Given how big a deal CRISPR-Cas9 gene-editing technology is to the near-term and long-term future of life sciences both commercially and academically—and how many billions or trillions of dollars it could be worth before something comes along to supplant it—it’s not surprising that with competing patent claims, the legal battle would be a bitter one. And bitter it was as the Broad Institute of MIT and Harvard in Cambridge, Mass., and the University of California, Berkeley (UC Berkeley) went to war over CRISPR in the patent law courts.
In the end, though, in mid-February, judges at the U.S. Patent and Trademark Office (USPTO) ruled that the technology for use of the technology in eukaryotic (complete human and animal cells, for example) belongs to the Broad Institute and not the University of California Berkeley.
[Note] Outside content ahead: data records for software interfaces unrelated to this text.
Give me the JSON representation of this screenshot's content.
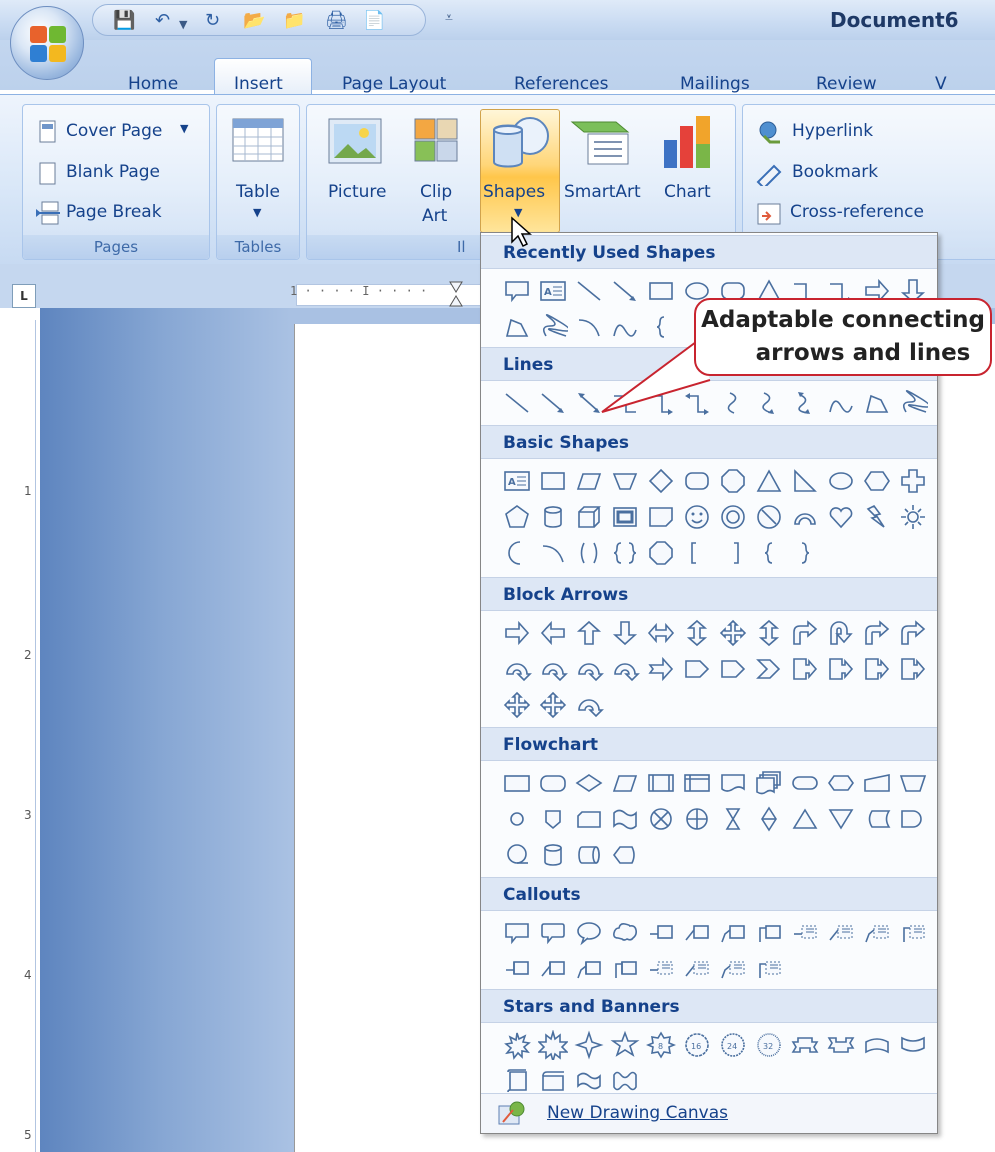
{
  "window": {
    "title": "Document6"
  },
  "tabs": [
    {
      "label": "Home",
      "active": false
    },
    {
      "label": "Insert",
      "active": true
    },
    {
      "label": "Page Layout",
      "active": false
    },
    {
      "label": "References",
      "active": false
    },
    {
      "label": "Mailings",
      "active": false
    },
    {
      "label": "Review",
      "active": false
    },
    {
      "label": "V",
      "active": false
    }
  ],
  "ribbon": {
    "pages": {
      "label": "Pages",
      "cover_page": "Cover Page",
      "blank_page": "Blank Page",
      "page_break": "Page Break"
    },
    "tables": {
      "label": "Tables",
      "table": "Table"
    },
    "illustrations": {
      "label": "Il",
      "picture": "Picture",
      "clip_art_1": "Clip",
      "clip_art_2": "Art",
      "shapes": "Shapes",
      "smartart": "SmartArt",
      "chart": "Chart"
    },
    "links": {
      "hyperlink": "Hyperlink",
      "bookmark": "Bookmark",
      "cross_reference": "Cross-reference"
    }
  },
  "ruler": {
    "h_marker": "1 · · · · I · · · ·",
    "v_marks": [
      "1",
      "2",
      "3",
      "4",
      "5"
    ]
  },
  "shapes_menu": {
    "sections": [
      {
        "key": "recent",
        "title": "Recently Used Shapes"
      },
      {
        "key": "lines",
        "title": "Lines"
      },
      {
        "key": "basic",
        "title": "Basic Shapes"
      },
      {
        "key": "block",
        "title": "Block Arrows"
      },
      {
        "key": "flow",
        "title": "Flowchart"
      },
      {
        "key": "callouts",
        "title": "Callouts"
      },
      {
        "key": "stars",
        "title": "Stars and Banners"
      }
    ],
    "new_canvas": "New Drawing Canvas"
  },
  "callout": {
    "line1": "Adaptable connecting",
    "line2": "arrows and lines"
  },
  "colors": {
    "accent": "#15428b",
    "callout_border": "#c8242f",
    "highlight": "#ffd679"
  }
}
The summary of the decision says: “Broad has persuaded us that the parties claim patentably distinct subject matter, rebutting the presumption created by declaration of this interference. Broad provided sufficient evidence to show that its claims, which are all limited to CRISPR-Cas9 systems in a eukaryotic environment, are not drawn to the same invention as UC’s claims, which are all directed to CRISPR-Cas9 systems not restricted to any environment. Specifically, the evidence shows that the invention of such systems in eukaryotic cells would not have been obvious over the invention of CRISPR-Cas9 systems in any environment, including in prokaryotic cells or in vitro, because one of ordinary skill in the art would not have reasonably expected a CRISPR-Cas9 system to be successful in a eukaryotic environment. This evidence shows that the parties’ claims do not interfere. Accordingly, we terminate the interference.”
Of course, it’s not surprising the Broad Institute would agree with the USPTO ruling, and it says that the decision confirms that the patents and applications of Broad Institute and UC Berkeley do not interfere with each other because they are about different subjects.
“Broad Institute and collaborators were issued patents for methods for genome editing in eukaryotic (including human) cells, while UC Berkeley and collaborators applied for patents concerning CRISPR methods based on studies in cell-free systems that did not involve genome editing in eukaryotic cells,” the Broad Institute explained. “CRISPR research is a very large field that involves contributions from talented scientists around the world ... Over the next few years there will be many patents issued in the CRISPR field to many institutions. As of February 2017, the USPTO has issued 50 patents with claims to CRISPR and/or Cas9, including a robust portfolio of 13 CRISPR patents to the Broad Institute, MIT and affiliated groups for inventions from Dr. Feng Zhang and the Zhang lab.”
Also unsurprising is that UC Berkeley disagrees, noting in a blog post: “The PTAB [Patent Trial and Appeal Board] decision does, however, leave in place patents previously issued to the Broad Institute for use of CRISPR-Cas9 in human and other ‘eukaryotic’ cells. The University of California and its co-owners maintain that using the CRISPR-Cas9 system in eukaryotic cells is not separately patentable from using the system in other cell types, and for that reason disagrees with the PTAB’s decision. As such, the university and its co-owners will be considering all possible options for moving forward in the current legal dispute, including other legal challenges to the Broad Institute’s patents and the possibility of appealing the PTAB’s decision.”
In other words, UC Berkeley says that its patent should nevertheless cover the use of CRISPR-Cas9 in all cells—eukaryotic or otherwise. As noted in a Nature article about the decision, Jennifer Doudna of UC Berkeley, one of the inventors on that UC patent, compared it to a situation where someone was to license permission for someone to use green tennis balls, saying: “They will have a patent on the green tennis balls,” she said in reference to the Broad patents, and “We will have a patent on all tennis balls.”
In other words, it may yet turn out that in enforcing the patents, even if Berkeley’s current court loss holds up under a likely appeal effort soon, many companies could theoretically be forced to pay licensing fees to the Broad Institute and UC Berkeley to use CRISPR in human cells.
Nature also quoted patent lawyer Catherine Coombes, who in her opinion sees the decision as fair, explaining that the UC Berkeley invention would cover the design of the RNA molecule that guides the key step in CRISPR-Cas9 gene editing, directing the Cas9 enzyme to a specific site in the genome—but that getting the system to work in eukaryotes was an additional inventive step on the Broad Institute’s part.
So the battle, while over, isn’t really necessarily over. And unless the parties come to some kind of out-of-court agreement, it’s quite likely we will be seeing these matters argued again fairly soon.